1. Dial 625-5011

2. When the SPD 911 Center operator answers, state:

a. Your name

b. Serial number

c. Unit number or call sign,

d. Your request to be connected with the Language Line, and

e. The specific language you need translated. (If the language is not known, then say “unknown”, and follow this with general information such as “Asian” or “East Indian”, etc).

3. The SPD 911 Center operator will dial the Language Line. When the Language Line central operator answers, the SPD 911 operator will identify which agency is calling, what language is requested, and your serial number. The SPD 911 operator will then disconnect from the conference call.

4. The Language Line central operator will connect you with the appropriate interpreter and will then withdraw from the connection. The interpreter will give you their identification number.

a. Officers must inform all parties (through the interpreter) that the call is being recorded. Also state the current date and time, and the telephone number you are calling from. This is a matter of providing notice, not of requesting consent. If necessary, the tape recording can be subpoenaed.

b. Tell the translator the exact information you need.

c. When the translator has received your request (and if you are not using conference calling, on two phones, or a speaker phone) give the phone to the subject.

d. When the translator has obtained the information, they will instruct the subject to return the phone to you.

e. The translator will relay the information to you and await further requests.

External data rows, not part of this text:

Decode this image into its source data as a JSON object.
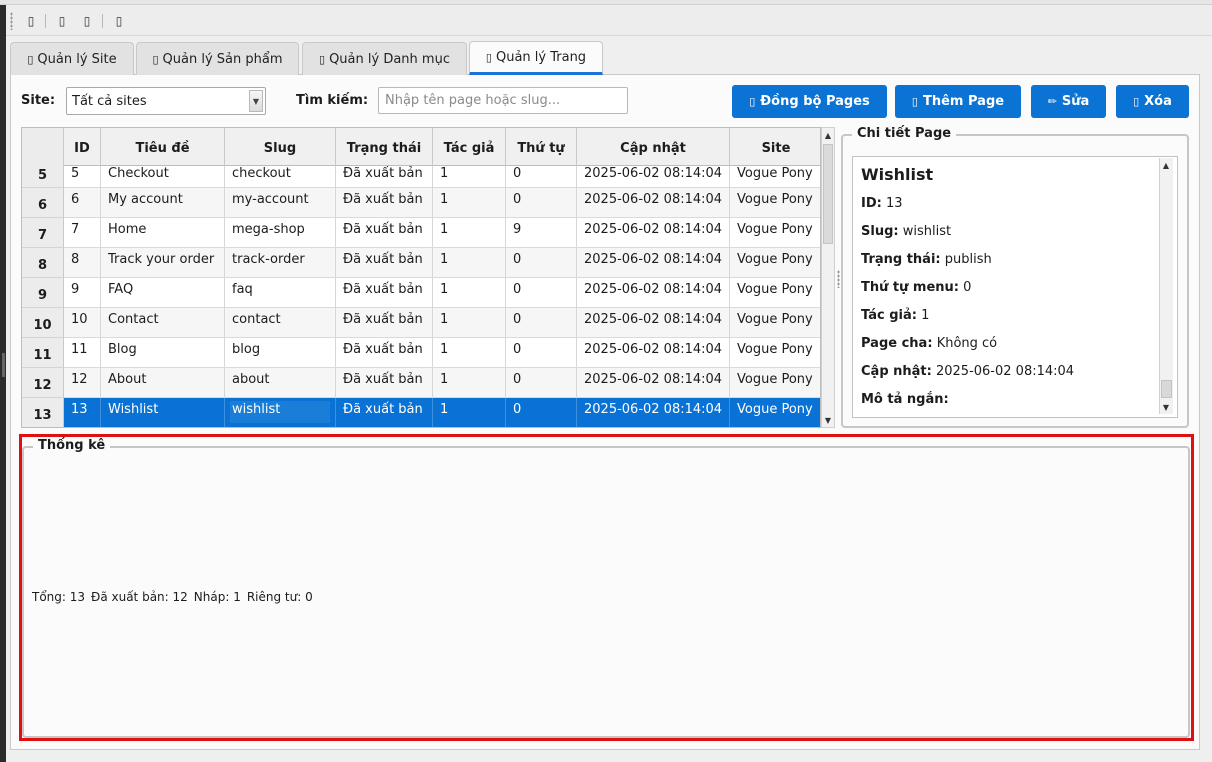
{
  "toolbar": {
    "buttons": [
      {
        "icon": "document-icon",
        "glyph": "▯"
      },
      {
        "icon": "document-icon",
        "glyph": "▯"
      },
      {
        "icon": "document-icon",
        "glyph": "▯"
      },
      {
        "icon": "document-icon",
        "glyph": "▯"
      }
    ]
  },
  "tabs": [
    {
      "icon": "▯",
      "label": "Quản lý Site"
    },
    {
      "icon": "▯",
      "label": "Quản lý Sản phẩm"
    },
    {
      "icon": "▯",
      "label": "Quản lý Danh mục"
    },
    {
      "icon": "▯",
      "label": "Quản lý Trang",
      "active": true
    }
  ],
  "filters": {
    "site_label": "Site:",
    "site_value": "Tất cả sites",
    "search_label": "Tìm kiếm:",
    "search_placeholder": "Nhập tên page hoặc slug...",
    "search_value": ""
  },
  "actions": {
    "sync": {
      "icon": "▯",
      "label": "Đồng bộ Pages"
    },
    "add": {
      "icon": "▯",
      "label": "Thêm Page"
    },
    "edit": {
      "icon": "✏",
      "label": "Sửa"
    },
    "delete": {
      "icon": "▯",
      "label": "Xóa"
    }
  },
  "table": {
    "columns": [
      "ID",
      "Tiêu đề",
      "Slug",
      "Trạng thái",
      "Tác giả",
      "Thứ tự",
      "Cập nhật",
      "Site"
    ],
    "rows": [
      {
        "num": "5",
        "cells": [
          "5",
          "Checkout",
          "checkout",
          "Đã xuất bản",
          "1",
          "0",
          "2025-06-02 08:14:04",
          "Vogue Pony"
        ]
      },
      {
        "num": "6",
        "cells": [
          "6",
          "My account",
          "my-account",
          "Đã xuất bản",
          "1",
          "0",
          "2025-06-02 08:14:04",
          "Vogue Pony"
        ]
      },
      {
        "num": "7",
        "cells": [
          "7",
          "Home",
          "mega-shop",
          "Đã xuất bản",
          "1",
          "9",
          "2025-06-02 08:14:04",
          "Vogue Pony"
        ]
      },
      {
        "num": "8",
        "cells": [
          "8",
          "Track your order",
          "track-order",
          "Đã xuất bản",
          "1",
          "0",
          "2025-06-02 08:14:04",
          "Vogue Pony"
        ]
      },
      {
        "num": "9",
        "cells": [
          "9",
          "FAQ",
          "faq",
          "Đã xuất bản",
          "1",
          "0",
          "2025-06-02 08:14:04",
          "Vogue Pony"
        ]
      },
      {
        "num": "10",
        "cells": [
          "10",
          "Contact",
          "contact",
          "Đã xuất bản",
          "1",
          "0",
          "2025-06-02 08:14:04",
          "Vogue Pony"
        ]
      },
      {
        "num": "11",
        "cells": [
          "11",
          "Blog",
          "blog",
          "Đã xuất bản",
          "1",
          "0",
          "2025-06-02 08:14:04",
          "Vogue Pony"
        ]
      },
      {
        "num": "12",
        "cells": [
          "12",
          "About",
          "about",
          "Đã xuất bản",
          "1",
          "0",
          "2025-06-02 08:14:04",
          "Vogue Pony"
        ]
      },
      {
        "num": "13",
        "cells": [
          "13",
          "Wishlist",
          "wishlist",
          "Đã xuất bản",
          "1",
          "0",
          "2025-06-02 08:14:04",
          "Vogue Pony"
        ],
        "selected": true
      }
    ]
  },
  "detail": {
    "group_title": "Chi tiết Page",
    "title": "Wishlist",
    "fields": [
      {
        "label": "ID:",
        "value": "13"
      },
      {
        "label": "Slug:",
        "value": "wishlist"
      },
      {
        "label": "Trạng thái:",
        "value": "publish"
      },
      {
        "label": "Thứ tự menu:",
        "value": "0"
      },
      {
        "label": "Tác giả:",
        "value": "1"
      },
      {
        "label": "Page cha:",
        "value": "Không có"
      },
      {
        "label": "Cập nhật:",
        "value": "2025-06-02 08:14:04"
      },
      {
        "label": "Mô tả ngắn:",
        "value": ""
      }
    ]
  },
  "stats": {
    "group_title": "Thống kê",
    "total": "Tổng: 13",
    "published": "Đã xuất bản: 12",
    "draft": "Nháp: 1",
    "private": "Riêng tư: 0"
  }
}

f. When you have concluded your use of the service, say “end of call.”

5. Include the following details in the General Offense Report:

a. The telephone number that you made the 625-5011 call from,

b. The starting time of the call,

c. The ending time of the call, and

d. The language of the subject.